“It was just a glove, a perfect match, so we started singing together with him.”
While the guys in the group had been playing folk music for many years, and Alberts had a natural love for it, she was surprised at the volume and variety.
“I’m the youngest one in the group, and I loved all of the folk music, but I mostly knew the biggest hits,” Alberts said. “When we started working with the Peter, Paul and Mary music, I was like, ‘Oh, wow!’ I couldn’t believe how many songs they had, how many albums, how many years.”
Alberts was in awe of the camaraderie between artists of the time.
“They shared with each other,” she said. “A lot of their music is from other folk artists and it was actually an honor when another group would want to sing their songs.”
Folk music may not seem mainstream, but it does find it’s way into a lot of popular music.
“The influence of these musicians can be felt throughout the past and present of popular music,” Alberts said. “Many Rock and Roll Hall of Fame inductees were either ‘folkies’ themselves early in their careers (i.e. the Byrds, John Sebastian and others) or are, in part, their musical descendants (Tom Petty, the Eagles, etc).
“It is often contended that ‘folk rock’ blended with country music was the beginning of much popular music given air play today, while others proudly claim today’s traditional folk banner for their own (artists such as John Gorka, Eiza Gilkyson, Tracy Grammer),” she added.
As far as a folk scene today, Alberts said it all depends on geography and demographics.
“I think there are some areas that have a bigger focus on folk music,” she said. “We’ve just been working as a tribute band because tributes are huge. Before we got Laughlin we’ve been working RV resorts because that’s our bread and butter, that’s our baby boomers, that’s our audience. We try to find the areas that have the largest populations of baby boomers, we try to work our way in.”
The interest and the desire to hear the soundtrack of their youth is as popular as ever.
“There is a continuing recognition of folk artists in our time. Two very recent cases in point are the Nobel prize given to Bob Dylan and the election of Joan Baez in 2017 to the Rock and Roll Hall of Fame for their seminal work,” she said. “Many of the classic folk artists, such as Peter Yarrow and Paul Stookey of Peter Paul & Mary, still tour to packed houses around the country and throughout the world.”
The biggest misconception about folk music — people think boring simplicity.
“We stumble across some people who think it’s not much of a show, there’s no glitz and glamour.
“But our experience so far is that we’ve pretty much packed out every place we’ve been,” Alberts said. “So I think people are missing the mark in a lot of areas by not presenting some of the music people grew up with. We love it when people afterwards, say, “I can’t believe how emotional I felt. You really hit my heart strings, you know, that’s my music, that’s what I love.
Audiences can expect a lively show, with elements of humor, Alberts said.
“There’ll be some laughs,” she added. “We encourage people to sing-along and we have fun with that, too.
“We try to hit the bigger songs and we add some of the more complicated songs to create some excitement.
“With a proud tradition behind and a bright future ahead, folk music lives and prospers today. Bringing the music of Peter, Paul and Mary is a love offering for both those new to the songs and those who know them best.”

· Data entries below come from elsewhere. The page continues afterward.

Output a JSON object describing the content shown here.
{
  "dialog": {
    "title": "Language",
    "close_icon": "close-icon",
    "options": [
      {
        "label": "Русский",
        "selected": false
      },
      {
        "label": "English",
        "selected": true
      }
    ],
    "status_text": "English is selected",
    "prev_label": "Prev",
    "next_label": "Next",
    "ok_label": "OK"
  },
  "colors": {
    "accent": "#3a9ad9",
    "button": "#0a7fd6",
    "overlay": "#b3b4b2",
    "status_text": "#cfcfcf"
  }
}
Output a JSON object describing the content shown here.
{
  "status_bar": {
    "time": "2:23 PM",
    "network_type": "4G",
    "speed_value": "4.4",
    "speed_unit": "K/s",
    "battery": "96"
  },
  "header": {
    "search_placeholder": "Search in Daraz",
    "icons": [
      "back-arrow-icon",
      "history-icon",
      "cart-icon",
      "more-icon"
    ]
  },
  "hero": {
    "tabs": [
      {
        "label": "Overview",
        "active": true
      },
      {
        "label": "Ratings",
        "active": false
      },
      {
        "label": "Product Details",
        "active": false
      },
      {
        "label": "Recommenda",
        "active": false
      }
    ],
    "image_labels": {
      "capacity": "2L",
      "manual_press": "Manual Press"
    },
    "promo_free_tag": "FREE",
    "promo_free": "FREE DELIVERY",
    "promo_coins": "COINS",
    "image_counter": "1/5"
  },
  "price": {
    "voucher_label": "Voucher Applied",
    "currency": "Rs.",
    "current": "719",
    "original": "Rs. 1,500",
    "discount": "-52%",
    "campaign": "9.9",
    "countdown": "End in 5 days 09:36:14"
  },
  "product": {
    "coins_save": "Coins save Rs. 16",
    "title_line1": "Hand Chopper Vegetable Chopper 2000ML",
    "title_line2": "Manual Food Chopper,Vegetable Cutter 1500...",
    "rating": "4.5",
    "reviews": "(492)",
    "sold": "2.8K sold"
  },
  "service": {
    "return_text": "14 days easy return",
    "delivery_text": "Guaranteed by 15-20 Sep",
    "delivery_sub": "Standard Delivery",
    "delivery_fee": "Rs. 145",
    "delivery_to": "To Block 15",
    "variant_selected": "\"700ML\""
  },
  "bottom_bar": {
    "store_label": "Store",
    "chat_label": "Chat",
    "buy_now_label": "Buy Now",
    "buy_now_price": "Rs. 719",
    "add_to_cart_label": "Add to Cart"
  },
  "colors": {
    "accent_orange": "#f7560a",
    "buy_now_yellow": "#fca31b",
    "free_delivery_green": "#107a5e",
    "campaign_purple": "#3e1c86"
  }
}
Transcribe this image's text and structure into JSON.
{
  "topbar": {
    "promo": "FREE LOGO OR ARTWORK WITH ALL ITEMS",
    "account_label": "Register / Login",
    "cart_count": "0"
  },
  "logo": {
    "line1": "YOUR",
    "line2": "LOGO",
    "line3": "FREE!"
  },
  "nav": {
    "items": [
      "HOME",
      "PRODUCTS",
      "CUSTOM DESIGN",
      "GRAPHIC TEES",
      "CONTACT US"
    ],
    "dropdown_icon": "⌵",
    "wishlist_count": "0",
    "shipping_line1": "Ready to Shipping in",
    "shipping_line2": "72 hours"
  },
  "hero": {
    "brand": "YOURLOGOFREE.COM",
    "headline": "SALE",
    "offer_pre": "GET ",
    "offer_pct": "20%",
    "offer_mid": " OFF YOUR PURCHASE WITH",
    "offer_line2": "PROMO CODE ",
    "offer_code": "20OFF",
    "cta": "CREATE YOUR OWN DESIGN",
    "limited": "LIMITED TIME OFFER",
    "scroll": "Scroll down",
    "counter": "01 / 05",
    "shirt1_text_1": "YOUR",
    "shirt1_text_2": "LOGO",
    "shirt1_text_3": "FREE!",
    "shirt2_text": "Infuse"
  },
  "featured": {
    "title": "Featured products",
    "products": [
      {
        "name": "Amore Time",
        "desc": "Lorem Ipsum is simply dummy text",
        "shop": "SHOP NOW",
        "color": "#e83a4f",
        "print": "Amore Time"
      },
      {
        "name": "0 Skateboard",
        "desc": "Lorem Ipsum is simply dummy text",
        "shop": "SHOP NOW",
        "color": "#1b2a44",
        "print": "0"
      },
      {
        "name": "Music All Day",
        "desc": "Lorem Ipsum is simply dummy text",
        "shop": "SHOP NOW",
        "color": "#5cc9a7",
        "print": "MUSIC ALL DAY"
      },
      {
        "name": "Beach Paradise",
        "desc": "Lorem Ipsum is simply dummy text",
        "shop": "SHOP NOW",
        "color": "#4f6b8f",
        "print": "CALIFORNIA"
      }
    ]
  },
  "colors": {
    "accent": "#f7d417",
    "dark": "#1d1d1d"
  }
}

Don’s Celebrity Theatre within the Riverside

Thursday-Sunday, Dec. 13-16 (7 p.m.)

See “Showtimes” for ticket info